I just saw an interesting review article published in Physiological Reviews that discussed the presence of olfactory (i.e. smell) receptors located outside of the nose.
It turns out that these “smell” receptors are not unique to our nostrils. In fact they are found throughout our bodies. Those found in the heart may be responsible for regulating heart function, those in the immune system are thought to help destroy types of leukemia cells, in the skin they may help regenerate tissue during wound healing, and in the digestive tract they may cause chronic diarrhea, constipation or perhaps even improve digestion. These olfactory receptors also have implications in cancer as they are thought to reduce or promote cancer growth in the prostate, prevent cancer cells from spreading in the liver, and reduce colon cancer cell growth.

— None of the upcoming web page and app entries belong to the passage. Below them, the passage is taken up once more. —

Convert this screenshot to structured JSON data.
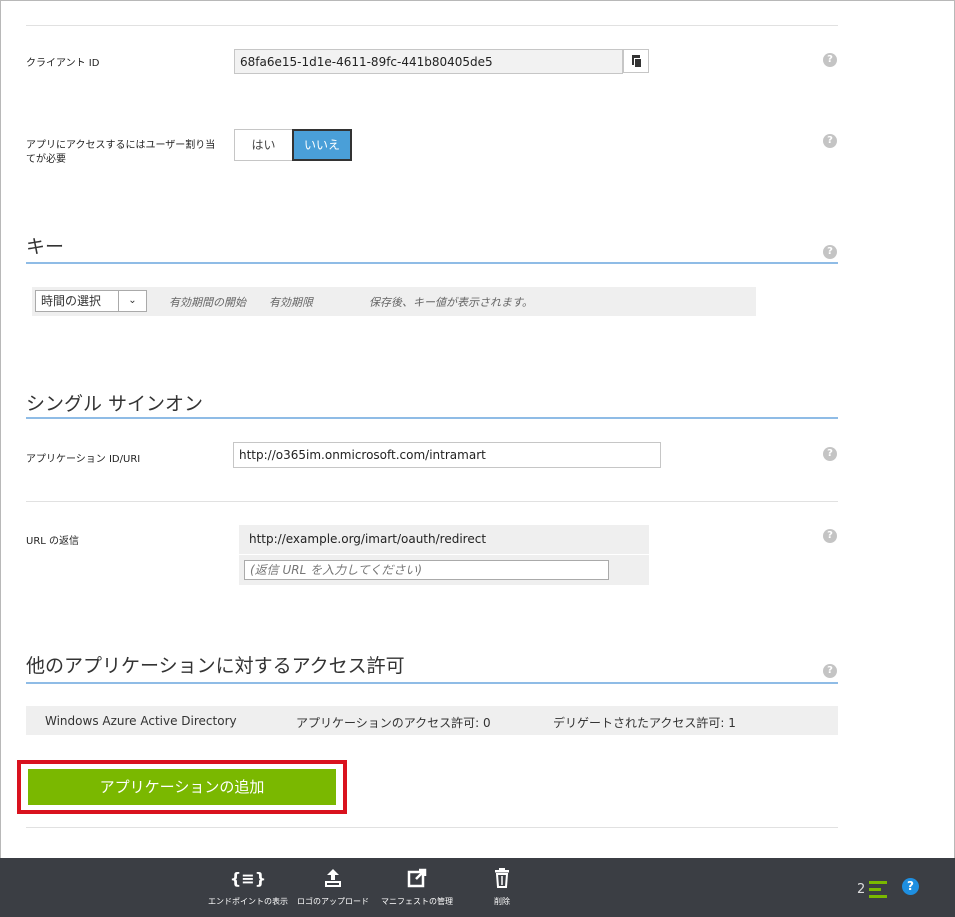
{
  "client_id": {
    "label": "クライアント ID",
    "value": "68fa6e15-1d1e-4611-89fc-441b80405de5"
  },
  "user_assignment": {
    "label_line1": "アプリにアクセスするにはユーザー割り当",
    "label_line2": "てが必要",
    "yes_label": "はい",
    "no_label": "いいえ",
    "selected": "いいえ"
  },
  "keys": {
    "title": "キー",
    "duration_select": "時間の選択",
    "start_label": "有効期間の開始",
    "expire_label": "有効期限",
    "note": "保存後、キー値が表示されます。"
  },
  "sso": {
    "title": "シングル サインオン",
    "app_id_label": "アプリケーション ID/URI",
    "app_id_value": "http://o365im.onmicrosoft.com/intramart",
    "reply_url_label": "URL の返信",
    "reply_url_value": "http://example.org/imart/oauth/redirect",
    "reply_url_placeholder": "(返信 URL を入力してください)"
  },
  "permissions": {
    "title": "他のアプリケーションに対するアクセス許可",
    "app_name": "Windows Azure Active Directory",
    "app_permissions": "アプリケーションのアクセス許可: 0",
    "delegated_permissions": "デリゲートされたアクセス許可: 1",
    "add_button": "アプリケーションの追加"
  },
  "help_icon": "?",
  "footer": {
    "endpoints": "エンドポイントの表示",
    "upload_logo": "ロゴのアップロード",
    "manage_manifest": "マニフェストの管理",
    "delete": "削除",
    "count": "2",
    "help": "?"
  },
  "colors": {
    "accent_blue": "#4a9fd8",
    "add_green": "#7ab800",
    "highlight_red": "#d9121e",
    "footer_bg": "#3b3e44"
  }
}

Some animals have olfactory receptors located outside of nostrils as well, although they are still responsible for sensing chemicals in the environment. An article from National Geographic explored how Oregon shore crabs (Hemigrapsus oregonensis) smell things in the environment using an external array of hair cells that resemble a toothbrush.
Snakes, on the other hand, sense smells by capturing scent molecules on their tongues and moving these molecules into pits in the roof of their mouths that can sense them.Flies have chemical sensing hairs on their mouths and feet (tarsi for an insect). So when they walk on your food, they really are giving it a taste. Similarly, octopuses have chemical receptors in their suckers. Source:
The APS press release site
Categories: Comparative Physiology